For example: every incident that is reported is logged into your incident management software with the required geographic information, time, and details for daily log reporting. The log entry triggers a series of automated events that allows your administrative team to initiate appropriate action, including dispatching security. A single system helps you manage your security team as well as collect and report data as needed.
What to Look for in Incident Management Software
Not all incident management software options are the same. And not all of them are suited to every campus or every type of operation. However, you should look for these functionalities to not only help make reporting easier, but also to create efficiency in your operations, and see easily pulled statistics when needed.
Comprehensive Database Features
This goes beyond logging and tracking incidents.
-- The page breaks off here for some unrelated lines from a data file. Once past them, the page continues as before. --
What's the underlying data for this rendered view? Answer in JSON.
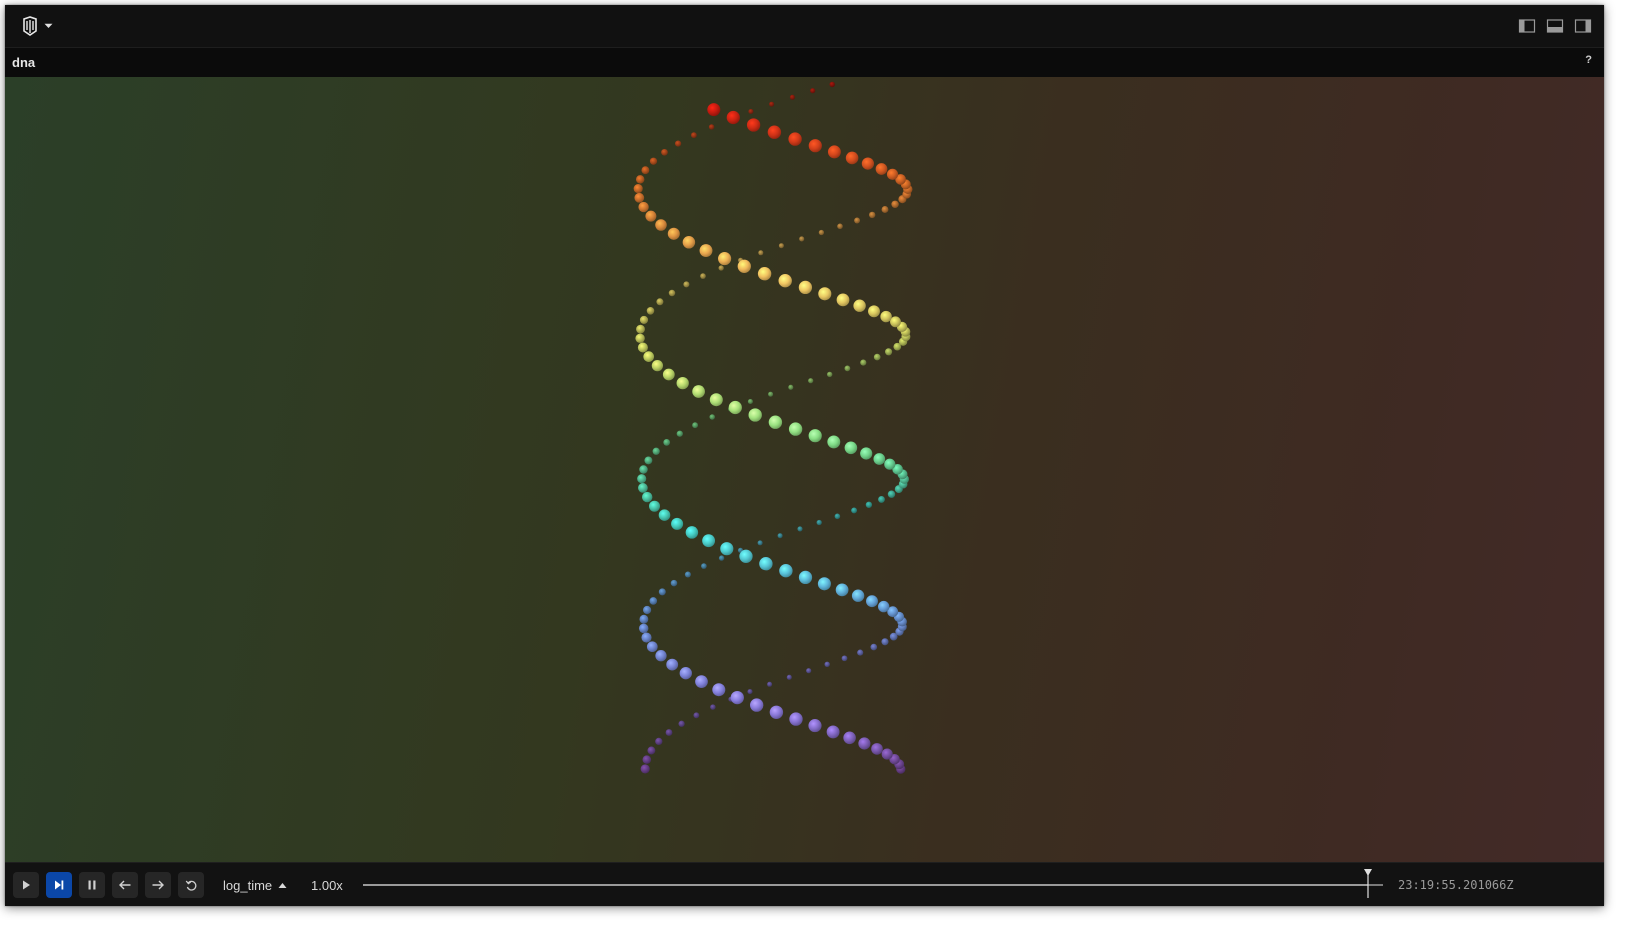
{
  "app": {
    "layout_buttons": [
      {
        "name": "toggle-left-panel",
        "icon": "left-panel-icon"
      },
      {
        "name": "toggle-bottom-panel",
        "icon": "bottom-panel-icon"
      },
      {
        "name": "toggle-right-panel",
        "icon": "right-panel-icon"
      }
    ]
  },
  "panel": {
    "title": "dna",
    "help_label": "?"
  },
  "timebar": {
    "controls": [
      {
        "name": "play-button",
        "icon": "play-icon",
        "active": false
      },
      {
        "name": "follow-button",
        "icon": "step-to-end-icon",
        "active": true
      },
      {
        "name": "pause-button",
        "icon": "pause-icon",
        "active": false
      },
      {
        "name": "step-back-button",
        "icon": "arrow-left-icon",
        "active": false
      },
      {
        "name": "step-forward-button",
        "icon": "arrow-right-icon",
        "active": false
      },
      {
        "name": "loop-button",
        "icon": "loop-icon",
        "active": false
      }
    ],
    "timeline": "log_time",
    "speed": "1.00x",
    "playhead_fraction": 0.985,
    "current_time": "23:19:55.201066Z"
  },
  "scene": {
    "type": "3d-point-helix",
    "strands": 2,
    "color_gradient": [
      "#c81c10",
      "#e8742a",
      "#f2c563",
      "#d9e66a",
      "#7fe08a",
      "#46d6c8",
      "#6fa8ea",
      "#8a7fe0",
      "#7b4aa0"
    ]
  }
}
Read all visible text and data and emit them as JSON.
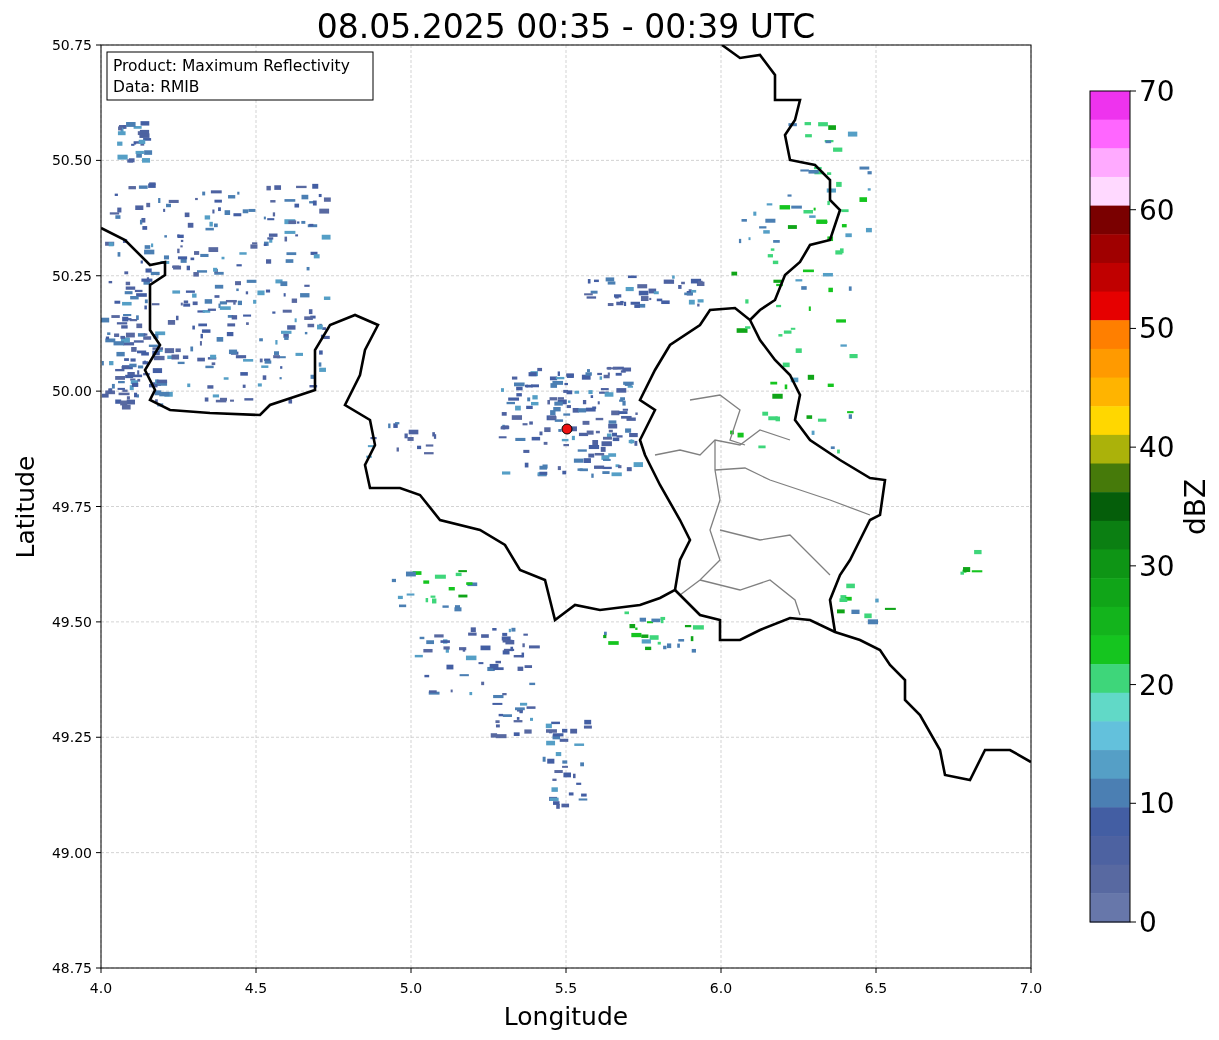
{
  "title": "08.05.2025 00:35 - 00:39 UTC",
  "legend": {
    "lines": [
      "Product: Maximum Reflectivity",
      "Data: RMIB"
    ]
  },
  "axes": {
    "xlabel": "Longitude",
    "ylabel": "Latitude",
    "xticks": [
      "4.0",
      "4.5",
      "5.0",
      "5.5",
      "6.0",
      "6.5",
      "7.0"
    ],
    "yticks": [
      "50.75",
      "50.50",
      "50.25",
      "50.00",
      "49.75",
      "49.50",
      "49.25",
      "49.00",
      "48.75"
    ]
  },
  "colorbar": {
    "label": "dBZ",
    "ticks": [
      "70",
      "60",
      "50",
      "40",
      "30",
      "20",
      "10",
      "0"
    ],
    "bins": [
      {
        "color": "#ee33ee"
      },
      {
        "color": "#ff66ff"
      },
      {
        "color": "#ffaaff"
      },
      {
        "color": "#ffd9ff"
      },
      {
        "color": "#7a0000"
      },
      {
        "color": "#a00000"
      },
      {
        "color": "#c00000"
      },
      {
        "color": "#e60000"
      },
      {
        "color": "#ff7f00"
      },
      {
        "color": "#ff9a00"
      },
      {
        "color": "#ffb400"
      },
      {
        "color": "#ffd700"
      },
      {
        "color": "#abb20a"
      },
      {
        "color": "#467a0a"
      },
      {
        "color": "#055e0a"
      },
      {
        "color": "#0b7f12"
      },
      {
        "color": "#0e9515"
      },
      {
        "color": "#10a518"
      },
      {
        "color": "#13b41c"
      },
      {
        "color": "#15c51f"
      },
      {
        "color": "#3ed67a"
      },
      {
        "color": "#61d9c7"
      },
      {
        "color": "#63c1dc"
      },
      {
        "color": "#559fc6"
      },
      {
        "color": "#4b7fb3"
      },
      {
        "color": "#435ea3"
      },
      {
        "color": "#4d62a1"
      },
      {
        "color": "#5869a1"
      },
      {
        "color": "#6777aa"
      }
    ]
  }
}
You’ll also want a comprehensive database of vehicles and people of interest to support your team and campus security.
Flexible Custom Reporting
You will want the ability to create custom reporting from your incident management software. Creating custom reports based on criteria you specifically define will be important.
Being able to quickly prioritize incidents, create notes for dispatch, and track officer activities will be essential. This includes the need to dispatch a team when a vehicle or person of interest is identified.
Visible Incident Tracking and Flagging
An easy to see history of a specific incident for team members who require it or for reporting. Flagging lets you create flags for certain categories relevant to your individual needs.
Case Load Management
Part of moving to a more comprehensive system includes giving your team a simplified way to manage their case work. Efficiency should be a priority.
Data and System Security
To maintain data integrity, look to a system that offers features that prevent any tampering or alteration of information once its been logged. You’ll also want permission levels that provides access information to only the appropriate people.
Cost Effectiveness and Return on Investment
While campus safety is the priority, you don’t need to secure a huge budget to implement a highly effective incident management solution. You can get yourself up and running for under most RFP thresholds depending on your specific needs.